2021-2026 Research Projects (grant #90SIMS0007)
Feasibility of Early Gabapentin as an Intervention for Neuroprotection: Overall, emerging preclinical and clinical evidence suggests that early initiation of low to medium doses of gabapentin and continued delivery for a range of 2 weeks to 4 months has a persistent, positive effect on motor and autonomic neurologic recovery.
The objective of this study is to conduct the first ever prospective, dose-exploration trial to test the feasibility of early administration of gabapentin as an intervention for neurorecovery.
Validation of MENTOR tool to describe bowel dysfunction early after SCI and facilitate management across the 1st year post-injury: It has been known for more than two decades that people living with SCI rate bowel control as one of the most difficult issues to manage and one of the biggest daily challenges, yet little progress has been made. There are many options for bowel care, but there has not been a clear definition of treatment failure or guidance regarding when to change strategies. These shortcomings contribute to persons with SCI living through prolonged periods of poor bowel management. The objective of this study is to 1) validate the MENTOR (Monitoring Efficacy of Neurogenic bowel dysfunction Treatment On Response) tool in an acute/subacute population with traumatic SCI in the US inpatient rehabilitation setting and 2) use the MENTOR tool from discharge through the first-year post-injury to describe the progression of bowel dysfunction and determine if the tool prompts changes in bowel management when indicated.

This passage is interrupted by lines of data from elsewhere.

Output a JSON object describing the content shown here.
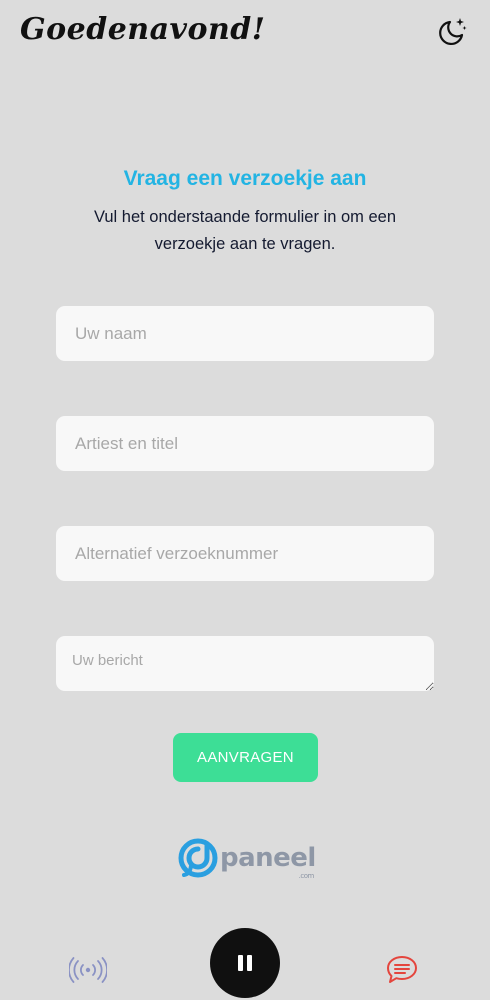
{
  "header": {
    "greeting": "Goedenavond!",
    "theme_icon": "moon-stars-icon"
  },
  "form": {
    "title": "Vraag een verzoekje aan",
    "description": "Vul het onderstaande formulier in om een verzoekje aan te vragen.",
    "name_placeholder": "Uw naam",
    "song_placeholder": "Artiest en titel",
    "alt_placeholder": "Alternatief verzoeknummer",
    "message_placeholder": "Uw bericht",
    "submit_label": "AANVRAGEN"
  },
  "logo": {
    "word": "paneel",
    "suffix": ".com"
  },
  "bottom_nav": {
    "radio_icon": "broadcast-icon",
    "play_state_icon": "pause-icon",
    "chat_icon": "chat-bubble-icon"
  },
  "colors": {
    "accent": "#23b4e3",
    "button": "#3dde96",
    "chat_icon": "#e4453d",
    "logo_blue": "#2a9fe0"
  }
}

2016-2021 Research Projects (grant #90SI5025)
Early Characterization of UE Paralysis in Cervical SCI as a Means to Determine Patterns of Injury and Recovery, Informing Prognosis and Guiding Time-critical Interventions: This project is collecting preliminary data demonstrating the power of unique upper extremity (UE) muscle assessments that will provide the groundwork for developing a person-centered guide to UE treatment for the restoration of function for people with cervical SCI.

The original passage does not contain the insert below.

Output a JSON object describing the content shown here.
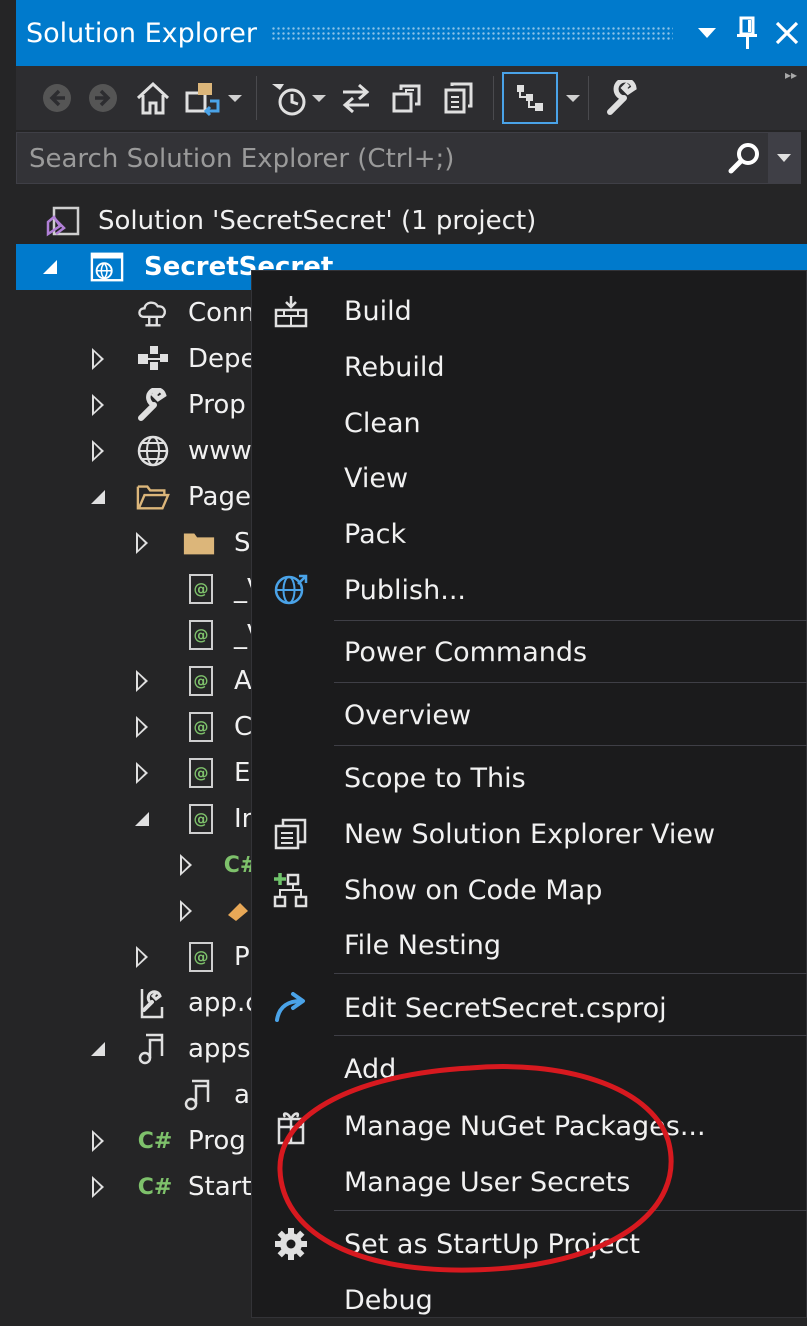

Methods for Reduction of “Unavoidable” Pressure Ulcers in Persons with Acute SCI: This project designed, fabricated, and tested a new spine board that reduces excessive body-board pressures currently found on standard spine boards.
On September 24, 2021, the MetroHealth System and NORSCIS held their 25h Annual SCI Forum. The conference theme was “All Around the World: Being Together While Staying Apart.” The conference focused on the collaborative participation of educational sessions with individuals living with SCI led by Megan Hammond. Session topics include Spinal Cord Injury Research Updates; COVID & SCI; Secondary Complications of SCI; and Sex & Intimacy after SCI. Other sessions include a Keynote Speaker and Caregiver Corner. The replay of these sessions can be found at www.usaneo.org/sciforum2021/

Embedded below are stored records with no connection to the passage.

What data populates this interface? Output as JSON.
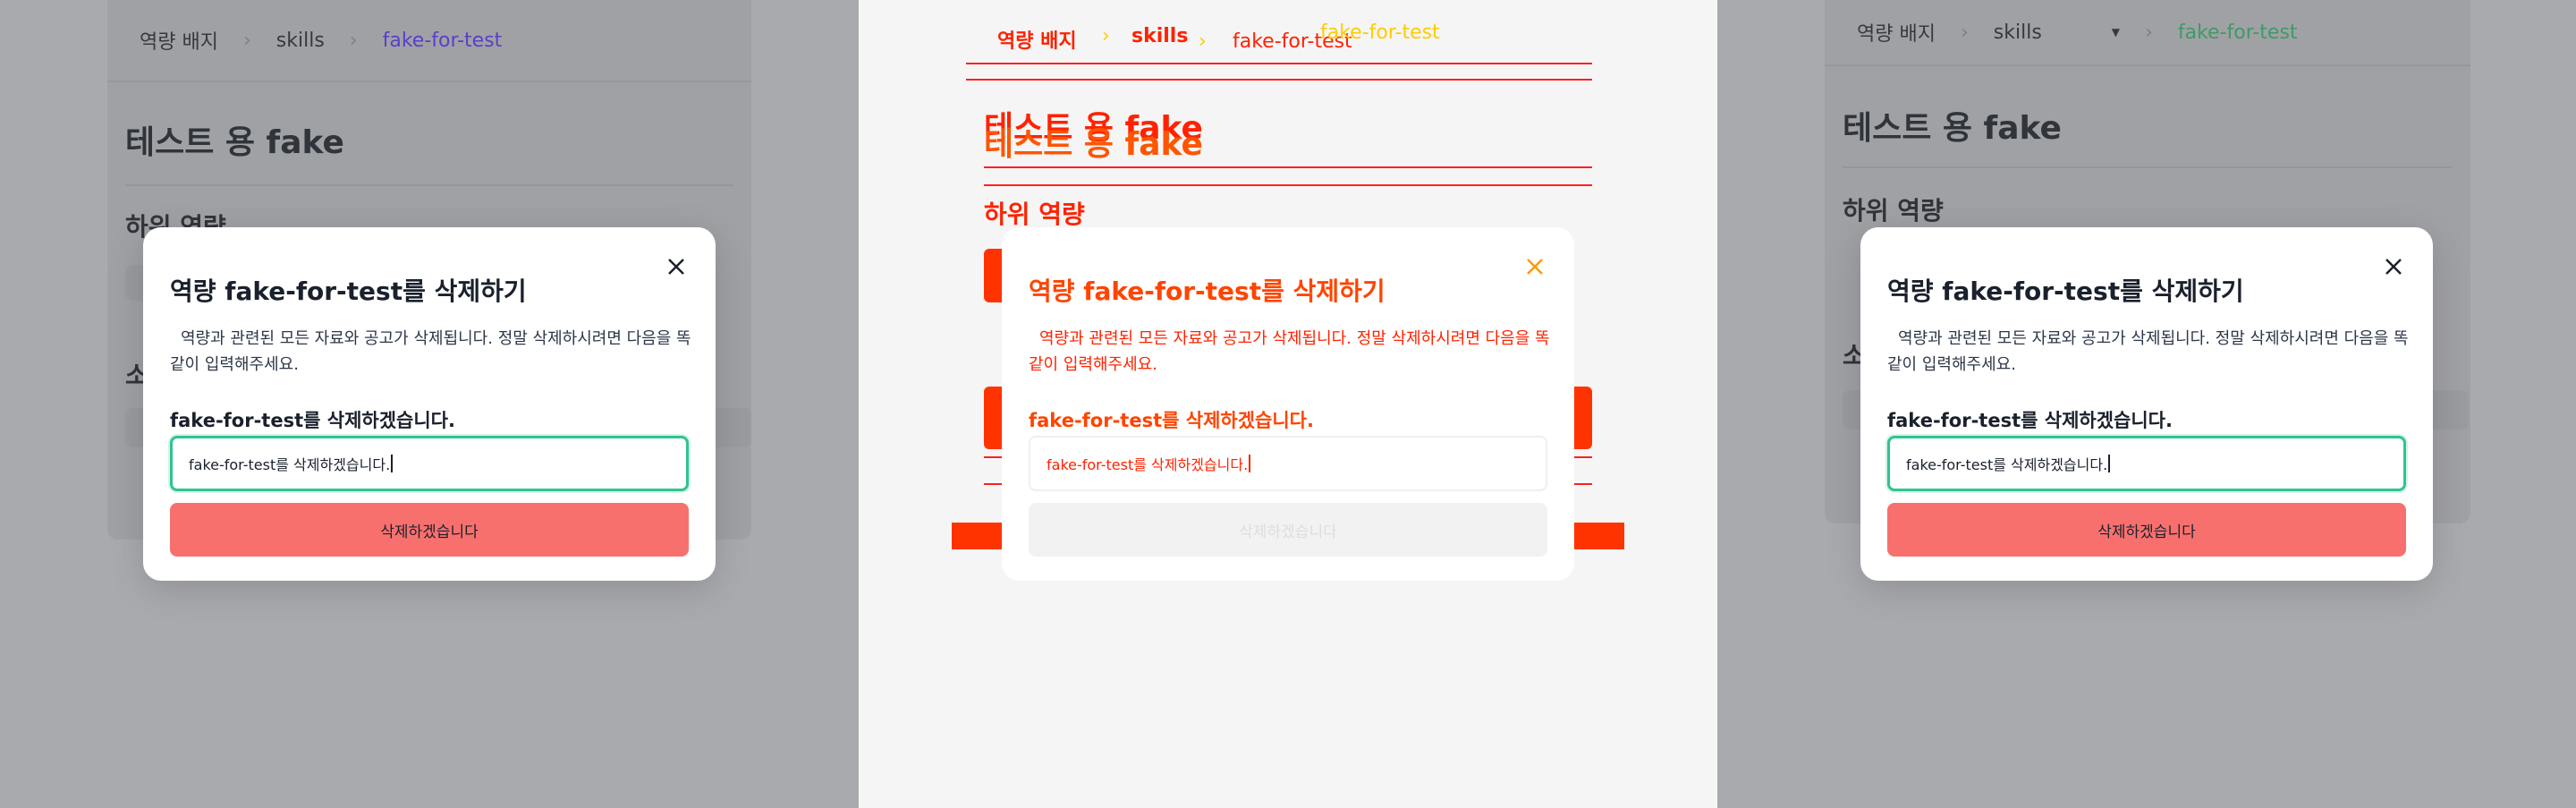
{
  "breadcrumb": {
    "root": "역량 배지",
    "mid": "skills",
    "current": "fake-for-test"
  },
  "page": {
    "title": "테스트 용 fake",
    "section_sub": "하위 역량",
    "section_partial": "소"
  },
  "modal": {
    "title": "역량 fake-for-test를 삭제하기",
    "description": "역량과 관련된 모든 자료와 공고가 삭제됩니다. 정말 삭제하시려면 다음을 똑같이 입력해주세요.",
    "confirm_label": "fake-for-test를 삭제하겠습니다.",
    "input_value": "fake-for-test를 삭제하겠습니다.",
    "submit": "삭제하겠습니다"
  },
  "colors": {
    "danger": "#f8706e",
    "focus": "#31c48d",
    "link": "#5a3fc7",
    "link_alt": "#3f9a66"
  },
  "icons": {
    "close": "close-icon",
    "separator": "chevron-right-icon",
    "dropdown": "caret-down-icon"
  }
}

On September 25, 2020, the MetroHealth System, home of the Northeast Ohio Regional SCI Model System, held their 24th Annual SCI Forum, virtually for the first time. As an all-day event, speakers covered various topics starting with a 30th Anniversary Celebration of the ADA, and then moved to Keynote Speaker, Hanane Hmada, who has lived with a SCI since 2012. Fitness and Nutrition, ‘Ask the Medical Panel,’ and Dating/Sexuality/Relationships were the other sessions of the day packed full of information relevant for living successfully with SCI. The replay of these sessions can be found at www.usaneo.org/sciforum2020.
NORSCIS and the MetroHealth Rehabilitation Institute are a hospital partner of the national United Spinal Association. View certificate.
NORSCIS is proud to support and partner with the Northeast Ohio Chapter of the United Spinal Association.
NORSCIS encourages people with SCI to engage in fitness and wellness activities at welcoming, accessible, and trained facilities such as Center for Stroke and Hand Recovery.
For more information about the Northeast Ohio Regional SCI System, please contact: